Our next destination after the Bay Islands in Honduras was Placencia in Belize. The trip from Utila to Placencia involved two epic travel days, one from Utila to Omoa near the Honduras-Guatemalan border, and another from there to Placencia. These travel days are hard work, especially if you are on a tight budget and therefore unable to take more expensive but faster shuttles. Both of our days were 14 hours long, and we only ate one meal, dinner, on both, because nothing is open when you catch an early bus in the morning. And getting up early is essential for days when you are travelling for this long, as arriving somewhere new and unknown in the dark is inadvisable.
We came up against an issue on these days that we hadn’t done at previous border crossings: we ran out of money. We thought that we would have plenty of cash to get across the border because we were stopping in a town (Omoa) the night before we reached it and planned to get enough cash there. We didn’t bear in mind that the town in question only had one ATM and that was broken. We also didn’t expect that the hotel we managed to find for the night would have a broken card machine so they could only accept cash. In fact, the whole stop in Omoa was a bit of a nightmare. Apparently the town used to be a flourishing tourist destination, but this is certainly no longer the case. In fact, the atmosphere was just depressing. The place had clearly been hit by hard times and all the hostels had shut down, the restaurants were dead and desperate for your custom, and everything was silent.

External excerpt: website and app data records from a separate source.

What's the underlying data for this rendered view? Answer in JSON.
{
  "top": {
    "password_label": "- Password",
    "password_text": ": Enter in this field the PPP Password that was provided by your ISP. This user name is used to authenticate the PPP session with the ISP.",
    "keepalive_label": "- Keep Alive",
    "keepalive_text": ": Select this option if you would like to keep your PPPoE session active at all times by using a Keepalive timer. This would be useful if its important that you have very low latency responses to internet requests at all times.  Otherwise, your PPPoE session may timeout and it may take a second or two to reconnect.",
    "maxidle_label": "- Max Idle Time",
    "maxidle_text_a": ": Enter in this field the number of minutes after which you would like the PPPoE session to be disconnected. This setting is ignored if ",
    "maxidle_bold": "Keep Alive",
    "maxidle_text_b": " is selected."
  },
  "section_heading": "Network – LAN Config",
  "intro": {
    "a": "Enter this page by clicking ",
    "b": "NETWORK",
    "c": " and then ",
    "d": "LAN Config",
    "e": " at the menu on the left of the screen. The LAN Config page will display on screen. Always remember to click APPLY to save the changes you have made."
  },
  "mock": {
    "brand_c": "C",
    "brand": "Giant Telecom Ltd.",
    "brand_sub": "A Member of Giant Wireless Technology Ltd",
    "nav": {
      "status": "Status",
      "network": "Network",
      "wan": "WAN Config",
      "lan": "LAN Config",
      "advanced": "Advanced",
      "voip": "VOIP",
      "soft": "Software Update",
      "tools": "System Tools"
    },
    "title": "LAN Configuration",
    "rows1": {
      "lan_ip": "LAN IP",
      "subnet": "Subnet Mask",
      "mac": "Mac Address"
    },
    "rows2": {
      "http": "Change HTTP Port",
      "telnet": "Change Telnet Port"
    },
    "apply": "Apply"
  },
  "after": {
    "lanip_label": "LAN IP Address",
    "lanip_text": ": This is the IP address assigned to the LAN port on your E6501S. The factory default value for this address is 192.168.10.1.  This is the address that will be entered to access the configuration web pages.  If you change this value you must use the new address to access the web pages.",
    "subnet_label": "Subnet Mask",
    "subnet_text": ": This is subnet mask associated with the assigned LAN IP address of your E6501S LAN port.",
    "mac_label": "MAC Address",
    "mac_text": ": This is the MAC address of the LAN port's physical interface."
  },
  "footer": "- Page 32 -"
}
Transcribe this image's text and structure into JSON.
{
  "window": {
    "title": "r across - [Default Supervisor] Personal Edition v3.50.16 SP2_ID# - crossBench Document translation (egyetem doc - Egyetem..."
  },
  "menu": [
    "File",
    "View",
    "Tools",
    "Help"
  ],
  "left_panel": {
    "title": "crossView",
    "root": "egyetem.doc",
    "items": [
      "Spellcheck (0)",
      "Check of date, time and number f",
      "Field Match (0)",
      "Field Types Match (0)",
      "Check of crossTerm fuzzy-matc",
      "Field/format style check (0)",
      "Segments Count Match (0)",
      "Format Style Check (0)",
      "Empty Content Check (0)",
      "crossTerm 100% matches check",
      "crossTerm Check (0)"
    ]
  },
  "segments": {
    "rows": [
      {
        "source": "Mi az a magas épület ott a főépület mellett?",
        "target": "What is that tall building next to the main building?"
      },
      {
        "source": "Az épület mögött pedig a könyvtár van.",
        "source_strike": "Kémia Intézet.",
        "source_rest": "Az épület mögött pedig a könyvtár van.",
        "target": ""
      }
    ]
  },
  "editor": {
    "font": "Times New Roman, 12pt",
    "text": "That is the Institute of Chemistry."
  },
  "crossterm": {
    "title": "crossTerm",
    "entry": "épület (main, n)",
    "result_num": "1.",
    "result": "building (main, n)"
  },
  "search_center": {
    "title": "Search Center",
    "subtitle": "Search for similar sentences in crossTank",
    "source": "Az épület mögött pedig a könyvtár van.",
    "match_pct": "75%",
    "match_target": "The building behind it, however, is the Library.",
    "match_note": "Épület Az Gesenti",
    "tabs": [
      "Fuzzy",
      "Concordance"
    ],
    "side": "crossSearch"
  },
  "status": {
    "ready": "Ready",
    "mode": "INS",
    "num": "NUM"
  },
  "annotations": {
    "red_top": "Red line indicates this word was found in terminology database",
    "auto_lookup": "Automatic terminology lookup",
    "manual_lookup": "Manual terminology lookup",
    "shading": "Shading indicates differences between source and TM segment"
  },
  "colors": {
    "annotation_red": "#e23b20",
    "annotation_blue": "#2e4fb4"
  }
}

We managed to get across the Honduras side of the border by using every last penny, and on to a bus which would take us through the Guatemalan side and on to Puerto Barrios from where we would catch the ferry to Belize. We had no money at all after we had paid the bus driver, but he assured us that we would need no money at the Guatemalan border so it would all be OK. It wasn’t. The man at the immigration desk sprang a $10 per person charge upon us as we tried to enter, and these are not people to question. We were stuck. Thankfully our bus driver had a kind heart and came to our rescue just as I was dramatically shaking my empty purse upside down in front of the immigration officer to try and make him understand that we weren’t being obnoxious, we simply had nothing. The driver paid our fare and we paid him back when we managed to find an ATM in Puerto Barrios. But we learnt a valuable lesson: never get caught without money at border crossings. In places like Central America there is no guarantee that there will be abundant ATMs, so make sure you have a enough cash to avoid all situations like ours!